I think Cicero has it right, “If you have a garden and a library, you have everything you need.” Since I work in the library, I always have half of the equation at my fingertips. But the garden, I, like the rest of you must wait. Thankfully, the wait is over. Summer is here and with her comes, ice tea, cool evenings on the deck, baseball, music, sidewalk chalk, long lazy days, and gardens. Gardens that tempt you stay in that blessed moment just one breath longer. But the heat, what are we to do with this heat. It’s like summer herself has wrapped us in a blanket so warm that to simply move has become difficult. As the temperatures rise and the sluggishness sets in, I say why fight it. Find a cool garden and a good book and let the adventures begin.
I tend to lean towards magical realism in my good book choice. You may be thinking, what is magical realism. Well, Wikipedia defines “magical realism as a genre of narrative fiction…that while encompassing a range of subtly different concepts, expresses a primarily realistic view of the world while also adding or revealing magical elements” (https://en.wikipedia.org/wiki/Magic_realism). Or as I like to think, reality with a little something extra.
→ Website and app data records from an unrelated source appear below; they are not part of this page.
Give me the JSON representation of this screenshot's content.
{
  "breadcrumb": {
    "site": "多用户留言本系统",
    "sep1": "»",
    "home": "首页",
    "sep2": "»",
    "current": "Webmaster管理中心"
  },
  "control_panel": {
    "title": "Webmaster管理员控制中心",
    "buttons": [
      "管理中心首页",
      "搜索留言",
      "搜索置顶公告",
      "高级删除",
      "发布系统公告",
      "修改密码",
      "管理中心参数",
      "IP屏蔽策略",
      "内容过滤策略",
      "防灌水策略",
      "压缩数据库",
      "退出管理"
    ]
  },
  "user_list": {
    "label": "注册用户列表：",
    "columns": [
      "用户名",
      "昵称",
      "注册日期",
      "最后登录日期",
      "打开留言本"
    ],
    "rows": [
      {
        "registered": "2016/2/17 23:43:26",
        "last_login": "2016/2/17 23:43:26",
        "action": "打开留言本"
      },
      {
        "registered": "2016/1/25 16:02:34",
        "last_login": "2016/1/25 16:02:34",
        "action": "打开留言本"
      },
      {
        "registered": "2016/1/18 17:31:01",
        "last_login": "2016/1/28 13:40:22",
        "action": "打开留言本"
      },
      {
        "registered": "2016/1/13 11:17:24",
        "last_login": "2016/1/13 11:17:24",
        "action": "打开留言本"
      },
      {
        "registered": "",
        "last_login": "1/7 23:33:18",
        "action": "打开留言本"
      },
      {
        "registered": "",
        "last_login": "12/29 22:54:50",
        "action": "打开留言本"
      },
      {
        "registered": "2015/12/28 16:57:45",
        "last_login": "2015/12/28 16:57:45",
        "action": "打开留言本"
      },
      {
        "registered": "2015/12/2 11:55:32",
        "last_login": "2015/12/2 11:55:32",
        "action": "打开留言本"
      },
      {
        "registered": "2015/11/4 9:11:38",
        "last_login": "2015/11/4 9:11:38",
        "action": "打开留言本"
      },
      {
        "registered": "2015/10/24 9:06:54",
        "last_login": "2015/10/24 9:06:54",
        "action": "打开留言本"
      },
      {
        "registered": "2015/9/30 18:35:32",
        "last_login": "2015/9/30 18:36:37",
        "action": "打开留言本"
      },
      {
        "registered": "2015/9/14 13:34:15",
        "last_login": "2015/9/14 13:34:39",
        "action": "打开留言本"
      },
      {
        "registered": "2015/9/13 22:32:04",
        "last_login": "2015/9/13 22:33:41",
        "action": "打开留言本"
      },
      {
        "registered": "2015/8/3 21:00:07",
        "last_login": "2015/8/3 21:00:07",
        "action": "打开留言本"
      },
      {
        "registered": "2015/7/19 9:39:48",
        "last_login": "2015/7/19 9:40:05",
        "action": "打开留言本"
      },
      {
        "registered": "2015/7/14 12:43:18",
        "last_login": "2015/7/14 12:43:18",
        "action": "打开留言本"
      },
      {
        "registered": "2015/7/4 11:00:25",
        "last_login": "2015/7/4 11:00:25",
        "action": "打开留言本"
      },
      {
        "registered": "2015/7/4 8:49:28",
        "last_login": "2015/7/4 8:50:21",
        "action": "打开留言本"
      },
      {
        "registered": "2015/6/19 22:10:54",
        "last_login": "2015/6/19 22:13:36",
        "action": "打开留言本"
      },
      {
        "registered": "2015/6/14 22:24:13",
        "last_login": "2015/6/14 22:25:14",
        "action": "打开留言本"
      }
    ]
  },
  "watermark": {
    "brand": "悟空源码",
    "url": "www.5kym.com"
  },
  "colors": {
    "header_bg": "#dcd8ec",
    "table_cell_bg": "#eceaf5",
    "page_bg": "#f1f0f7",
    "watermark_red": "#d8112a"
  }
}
Currently, I find myself following young Vasya in the deep northern woods of Rus (a fantastic version of medieval Russia) in Kathrine Arden’s The Bear and The Nightengale. Vasya much like the woods that surround her is wild and mesmerizing. Not only do the people around her find her intriguing the spirits that inhabit this untamed land are also captivated by her. The icy landscape cools and soothes my sweltering mind. And the characters mirror the depth and richness of the land itself. I haven’t finished this lovely little novel but I am excited to see where end up. If you’re interested in reading another magically real book I would recommend The Tigers Wife by Tea Obreht. This novel is not only magical it is really awesome. Give it a try, I would say it has made my short list. And lastly, I would suggest Alice Hoffman’s Blackbird House. Hoffman uses the house itself as the narrator to follow the lives of the many people and families who come to reside within its walls. Again, this is a must read but I usually prefer my Hoffman in the fall.